When Norman Lamb warned his fellow Liberal Democrats against doing a deal with Labour, there was no uproar at the party conference. Instead, the private assessment was that Lamb was right that a coalition with Labour would be far more problematic—and far less preferable—to a second one with the Conservatives. There are three reasons advanced for not going in with Labour, as I set out in the column this week:
1). It would make the Liberal Democrats ‘the nasty party’
In coalition with the Tories, the Liberal Democrats’ role is to be a softening influence. They get to warn against spending cuts going too far, rail against tax cuts for the rich and demand they go to the low-paid instead, and defend environmentalism. By contrast, in coalition with Labour, the Liberal Democrats would have to be the fiscal disciplinarians.
This would give the party a far worse identity crisis than this coalition has. Can you imagine the Liberal Democrats turning up at conference boasting about how they’d blocked the introduction of a National Care Service because it was expensive?
2). They would lose seats
Going from coalition with the Tories to coalition with Labour would be a recipe for going from 56 seats to 17 seats in two elections, warns one hardened Lib Dem campaigner. Their fear is that a coalition with Labour would have the same devastating effect on MPs in Tory areas that the current coalition has had on its MPs in the north.
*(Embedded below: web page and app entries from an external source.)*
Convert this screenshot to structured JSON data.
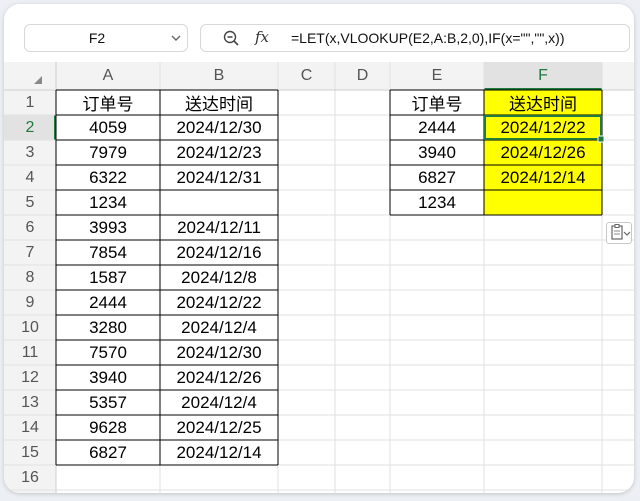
{
  "formula_bar": {
    "name_box": "F2",
    "fx_label": "fx",
    "formula": "=LET(x,VLOOKUP(E2,A:B,2,0),IF(x=\"\",\"\",x))"
  },
  "sheet": {
    "col_headers": [
      "A",
      "B",
      "C",
      "D",
      "E",
      "F"
    ],
    "row_headers": [
      "1",
      "2",
      "3",
      "4",
      "5",
      "6",
      "7",
      "8",
      "9",
      "10",
      "11",
      "12",
      "13",
      "14",
      "15",
      "16"
    ],
    "selected_cell": "F2",
    "highlight_color": "#ffff00",
    "selection_color": "#1f7a3e",
    "col_a": [
      "订单号",
      "4059",
      "7979",
      "6322",
      "1234",
      "3993",
      "7854",
      "1587",
      "2444",
      "3280",
      "7570",
      "3940",
      "5357",
      "9628",
      "6827"
    ],
    "col_b": [
      "送达时间",
      "2024/12/30",
      "2024/12/23",
      "2024/12/31",
      "",
      "2024/12/11",
      "2024/12/16",
      "2024/12/8",
      "2024/12/22",
      "2024/12/4",
      "2024/12/30",
      "2024/12/26",
      "2024/12/4",
      "2024/12/25",
      "2024/12/14"
    ],
    "col_e": [
      "订单号",
      "2444",
      "3940",
      "6827",
      "1234"
    ],
    "col_f": [
      "送达时间",
      "2024/12/22",
      "2024/12/26",
      "2024/12/14",
      ""
    ]
  }
}
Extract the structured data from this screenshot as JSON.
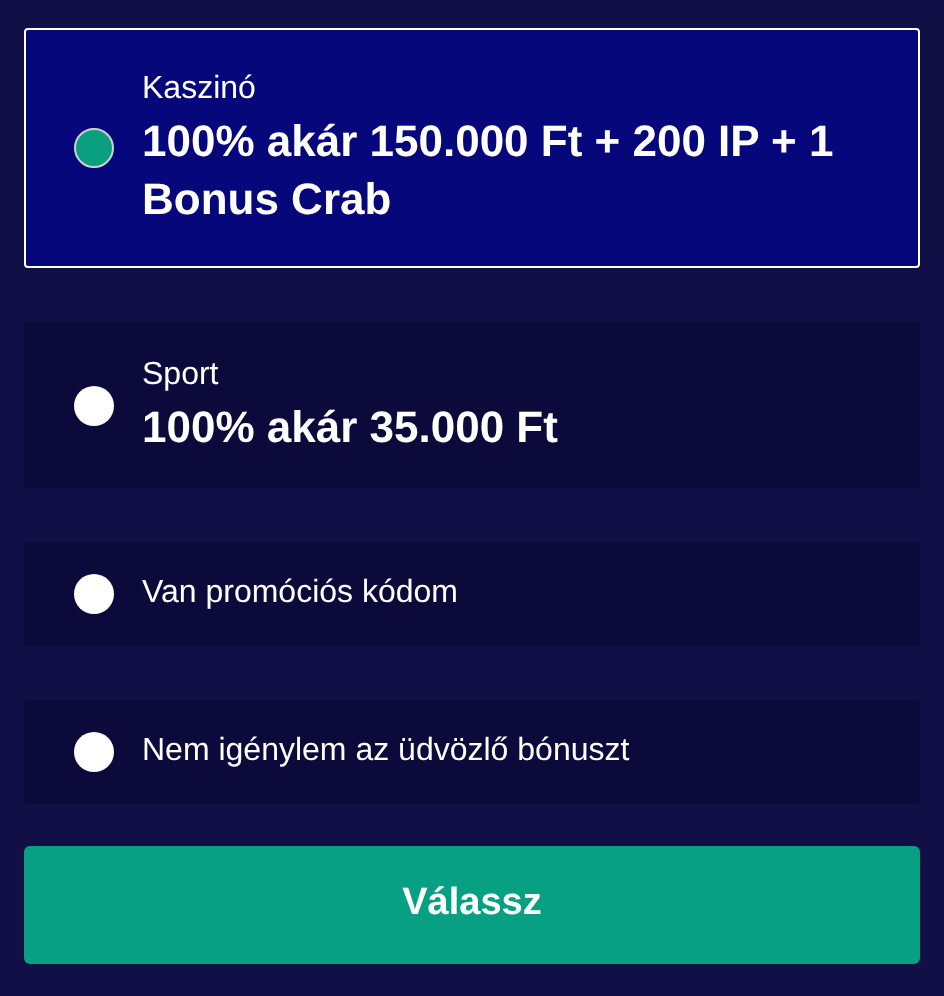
{
  "options": [
    {
      "kind": "offer",
      "category": "Kaszinó",
      "title": "100% akár 150.000 Ft + 200 IP + 1 Bonus Crab",
      "selected": true
    },
    {
      "kind": "offer",
      "category": "Sport",
      "title": "100% akár 35.000 Ft",
      "selected": false
    },
    {
      "kind": "plain",
      "label": "Van promóciós kódom",
      "selected": false
    },
    {
      "kind": "plain",
      "label": "Nem igénylem az üdvözlő bónuszt",
      "selected": false
    }
  ],
  "button": "Válassz"
}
By contrast, the seats that the party keeps in 2015 are, by definition, ones that can be held while in coalition with the Tories.